7 Using the Document Panel
This chapter describes the Document panel of the JavaFX Scene Builder tool.
The Document panel, shown in Figure 7-1, is located at the lower left side of the tool's window. It is comprised of the Hierarchy and Controller sections. You can hide the Document panel by selecting View from the Main menu and then selecting Hide Document, or Hide Left Side Panel to hide it along with the Library panel.
Figure 7-1 Document Panel
Description of "Figure 7-1 Document Panel"
The Hierarchy section shows all the GUI elements that comprise your FXML layout, including those that are not visible in the Content panel. You can use the Hierarchy panel to focus on one specific GUI element, whether it is a parent node or a leaf node. After the element is isolated, you can use the Content panel or the Inspector panel to focus your work on that particular element and its properties. The path from the root of the FXML layout to a particular GUI element is displayed in the Path and Selection bar when a GUI element is isolated in the Hierarchy panel. The selected GUI object is highlighted in the Hierarchy panel and in the Content panel.

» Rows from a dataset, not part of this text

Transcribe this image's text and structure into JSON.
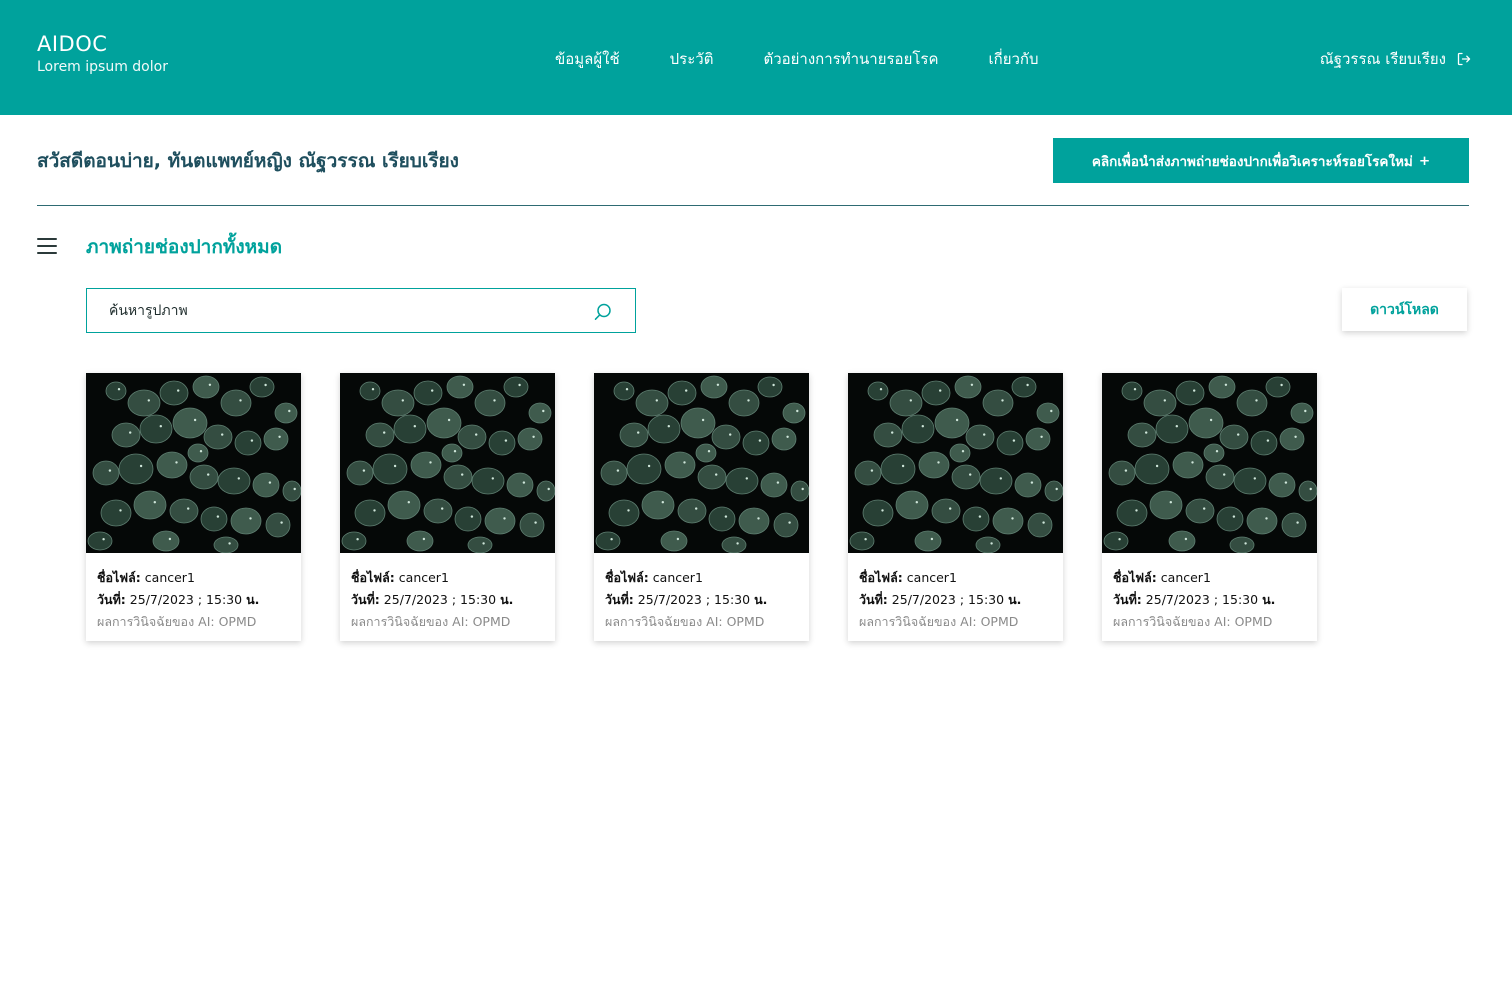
{
  "header": {
    "brand_title": "AIDOC",
    "brand_subtitle": "Lorem ipsum dolor",
    "nav": [
      "ข้อมูลผู้ใช้",
      "ประวัติ",
      "ตัวอย่างการทำนายรอยโรค",
      "เกี่ยวกับ"
    ],
    "user_name": "ณัฐวรรณ เรียบเรียง",
    "logout_icon": "logout-icon"
  },
  "main": {
    "greeting": "สวัสดีตอนบ่าย, ทันตแพทย์หญิง ณัฐวรรณ เรียบเรียง",
    "upload_label": "คลิกเพื่อนำส่งภาพถ่ายช่องปากเพื่อวิเคราะห์รอยโรคใหม่",
    "upload_plus": "+",
    "section_title": "ภาพถ่ายช่องปากทั้งหมด",
    "search_placeholder": "ค้นหารูปภาพ",
    "download_label": "ดาวน์โหลด"
  },
  "cards": [
    {
      "filename_label": "ชื่อไฟล์:",
      "filename": "cancer1",
      "date_label": "วันที่:",
      "date": "25/7/2023 ; 15:30",
      "date_unit": "น.",
      "result_label": "ผลการวินิจฉัยของ AI:",
      "result": "OPMD"
    },
    {
      "filename_label": "ชื่อไฟล์:",
      "filename": "cancer1",
      "date_label": "วันที่:",
      "date": "25/7/2023 ; 15:30",
      "date_unit": "น.",
      "result_label": "ผลการวินิจฉัยของ AI:",
      "result": "OPMD"
    },
    {
      "filename_label": "ชื่อไฟล์:",
      "filename": "cancer1",
      "date_label": "วันที่:",
      "date": "25/7/2023 ; 15:30",
      "date_unit": "น.",
      "result_label": "ผลการวินิจฉัยของ AI:",
      "result": "OPMD"
    },
    {
      "filename_label": "ชื่อไฟล์:",
      "filename": "cancer1",
      "date_label": "วันที่:",
      "date": "25/7/2023 ; 15:30",
      "date_unit": "น.",
      "result_label": "ผลการวินิจฉัยของ AI:",
      "result": "OPMD"
    },
    {
      "filename_label": "ชื่อไฟล์:",
      "filename": "cancer1",
      "date_label": "วันที่:",
      "date": "25/7/2023 ; 15:30",
      "date_unit": "น.",
      "result_label": "ผลการวินิจฉัยของ AI:",
      "result": "OPMD"
    }
  ],
  "colors": {
    "brand": "#00a29c",
    "heading": "#1f4f5e",
    "muted": "#8a8a8a"
  }
}
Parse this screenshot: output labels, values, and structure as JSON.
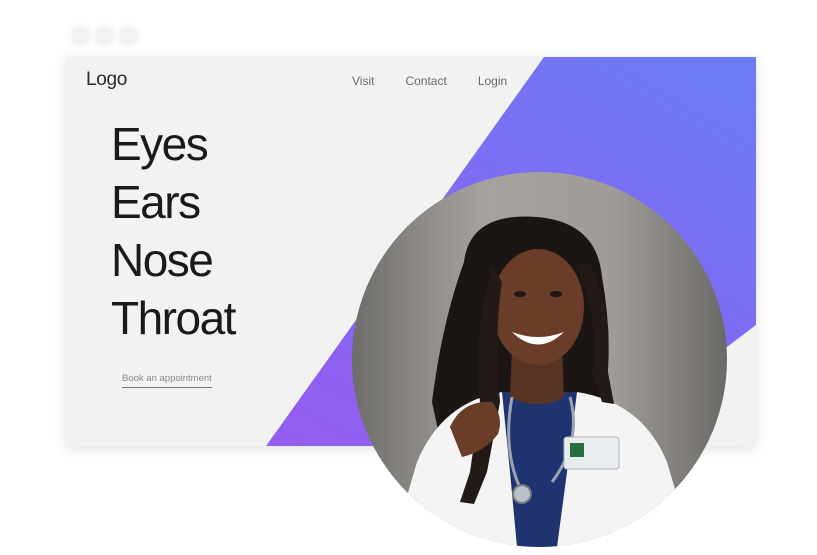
{
  "header": {
    "logo": "Logo"
  },
  "nav": {
    "items": [
      "Visit",
      "Contact",
      "Login"
    ]
  },
  "hero": {
    "lines": [
      "Eyes",
      "Ears",
      "Nose",
      "Throat"
    ]
  },
  "cta": {
    "label": "Book an appointment"
  },
  "colors": {
    "gradient_start": "#6a7cf6",
    "gradient_end": "#9a5bef",
    "window_bg": "#f2f2f2"
  }
}
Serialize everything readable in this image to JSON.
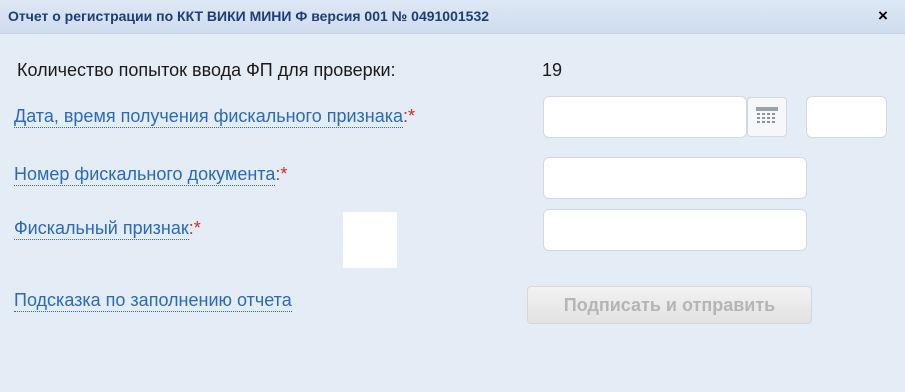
{
  "dialog": {
    "title": "Отчет о регистрации по ККТ ВИКИ МИНИ Ф версия 001 № 0491001532",
    "close_label": "×"
  },
  "form": {
    "attempts_label": "Количество попыток ввода ФП для проверки:",
    "attempts_value": "19",
    "datetime_label": "Дата, время получения фискального признака",
    "doc_number_label": "Номер фискального документа",
    "fiscal_sign_label": "Фискальный признак",
    "required_marker": ":*",
    "hint_link": "Подсказка по заполнению отчета",
    "submit_label": "Подписать и отправить",
    "datetime_date_value": "",
    "datetime_time_value": "",
    "doc_number_value": "",
    "fiscal_sign_value": ""
  },
  "icons": {
    "calendar": "calendar-icon",
    "close": "close-icon"
  }
}
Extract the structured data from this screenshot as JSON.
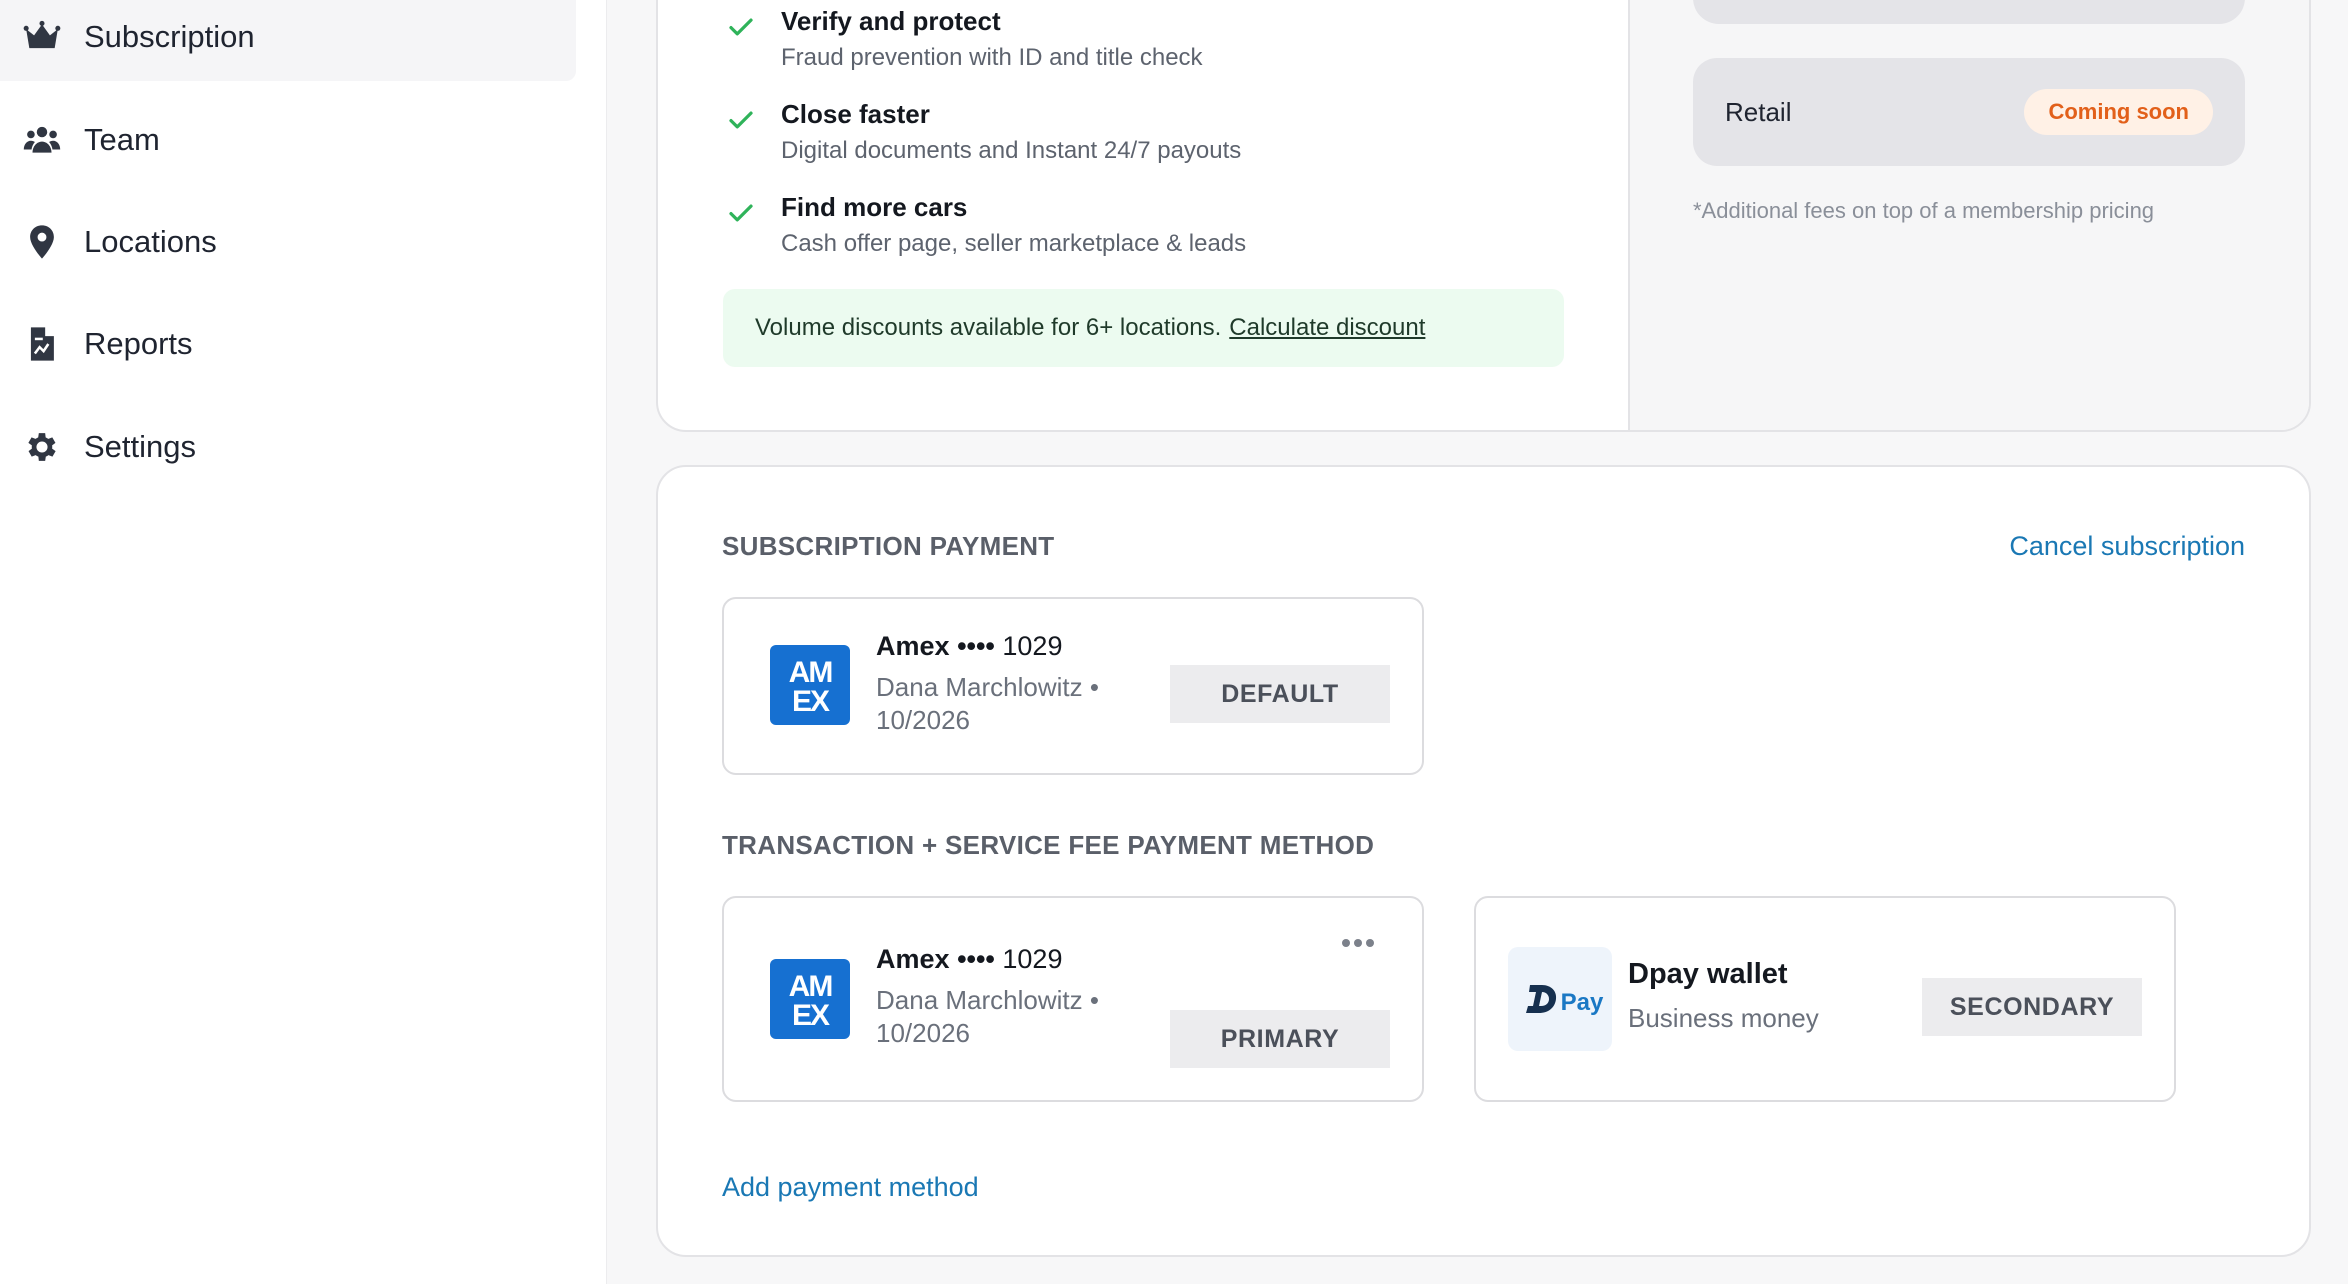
{
  "sidebar": {
    "items": [
      {
        "label": "Subscription",
        "icon": "crown-icon"
      },
      {
        "label": "Team",
        "icon": "users-icon"
      },
      {
        "label": "Locations",
        "icon": "map-pin-icon"
      },
      {
        "label": "Reports",
        "icon": "report-icon"
      },
      {
        "label": "Settings",
        "icon": "gear-icon"
      }
    ],
    "active": "Subscription"
  },
  "plan": {
    "features": [
      {
        "title": "Verify and protect",
        "subtitle": "Fraud prevention with ID and title check"
      },
      {
        "title": "Close faster",
        "subtitle": "Digital documents and Instant 24/7 payouts"
      },
      {
        "title": "Find more cars",
        "subtitle": "Cash offer page, seller marketplace & leads"
      }
    ],
    "discount_text": "Volume discounts available for 6+ locations.",
    "discount_link": "Calculate discount",
    "retail_label": "Retail",
    "retail_badge": "Coming soon",
    "fees_note": "*Additional fees on top of a membership pricing"
  },
  "payment": {
    "subscription_title": "SUBSCRIPTION PAYMENT",
    "cancel_link": "Cancel subscription",
    "subscription_method": {
      "brand": "Amex",
      "mask": "••••",
      "last4": "1029",
      "holder": "Dana Marchlowitz •",
      "expiry": "10/2026",
      "tag": "DEFAULT"
    },
    "transaction_title": "TRANSACTION + SERVICE FEE PAYMENT METHOD",
    "primary_method": {
      "brand": "Amex",
      "mask": "••••",
      "last4": "1029",
      "holder": "Dana Marchlowitz •",
      "expiry": "10/2026",
      "tag": "PRIMARY"
    },
    "secondary_method": {
      "logo_text": "Pay",
      "title": "Dpay wallet",
      "subtitle": "Business money",
      "tag": "SECONDARY"
    },
    "add_link": "Add payment method"
  },
  "colors": {
    "accent_link": "#1a78b4",
    "check_green": "#2fb35a",
    "amex_blue": "#1670d1",
    "badge_orange": "#e2601a",
    "discount_bg": "#ecfbf0"
  }
}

You can also add a new GUI element to your FXML layout by dragging it from the Library panel to the desired location in the Hierarchy panel. This is especially helpful when adding a Popup control, such as a Tooltip or ContextMenu. For example, to add a Tooltip to a Button element, drag the Tooltip control from the Library panel to the target Button element in the Hierarchy panel. The Tooltip becomes a child of that Button element.
You can rearrange the position of a GUI element in your layout by dragging it in and out of containers within the Hierarchy panel. You can select multiple elements at once in the Hierarchy panel and drag and drop them into a single location.
The Hierarchy panel is also useful for adding a graphic element to a GUI element that has the graphic property, per its API. For example, you can add a graphic element to a Button element, but not to a GridPane element. Use the following steps to add a Circle graphic element to a Button element using the Hierarchy panel:
From the Library panel, drag a Circle element to the target Button layer in the Hierarchy panel.
Without releasing the mouse cursor, hover over the Button layer for a second and you will notice a new sub-layer is created for the Circle.
Release your mouse cursor and the Circle appears in the Content panel, with its default radius of size 100.
In the Layout section of the Inspector panel, reduce the circle's radius size to 6 so that it fits more appropriately in the Button.
You can only have one graphic element added to a Button element at any one time. To add a new graphic, you must first delete the existing one. If the element is a container, then it can contain any number of graphical elements.
Right-clicking an element in the Content panel or a specific element layer in the Hierarchy panel displays a contextual menu of commands that you can use for the selected element, as shown in Figure 7-2. These commands are a subset of the commands that are available from the Menu Bar. You can click on the right side of the row for the GUI element listed in the Hierarchy panel to activate the inline property editor.
Figure 7-2 Hierarchy Panel with Drop-down List of Commands
Description of "Figure 7-2 Hierarchy Panel with Drop-down List of Commands"
When you click the drop-down arrow, which is circled on the top right corner in Figure 7-3, and select Hierarchy displays, you can select Info, fx:id, or Node Id to display next to each of the elements listed in the Hierarchy panel. The default display mode is Info, which displays any related information for the element, or the text property value if the element has a text property. The fx:id display mode shows the value of each element's fx:id property, which is used by the application controller class. When you select Node Id, the Hierarchy panel shows the same node names used in the Selection bar for each element.
Figure 7-3 Hierarchy Display Menu in Document Panel
Description of "Figure 7-3 Hierarchy Display Menu in Document Panel"
The Controller section, shown in Figure 7-4, enables you to manage the controller class you want to use with your FXML document. The controller class provides the logic to handle the behavior of the objects in your FXML layout. In the Controller class text field, you set the fully qualified Java class name of the controller class file you want to use. This file must be in the same folder, a sub-folder, or a parent folder in which the FXML file is also located. If the controller class file already exists in the same folder as the FXML file you are working with, you can select the controller class from the drop-down list by clicking the down arrow that is circled in Figure 7-4. If you are using NetBeans IDE with JavaFX Scene Builder and your FXML file is located in a NetBeans project, then the Controller class java file can be located in any java package inside your NetBeans project's
The list of all the fx:id values used in the FXML document is listed in a table view. Also included in the Controller section is the fx:root construct checkbox that creates a reference to a previously defined root element. To learn more about the
<fx:root> element, refer to the JavaFX API document.
Figure 7-4 Controller Section of the Document Panel
Description of "Figure 7-4 Controller Section of the Document Panel"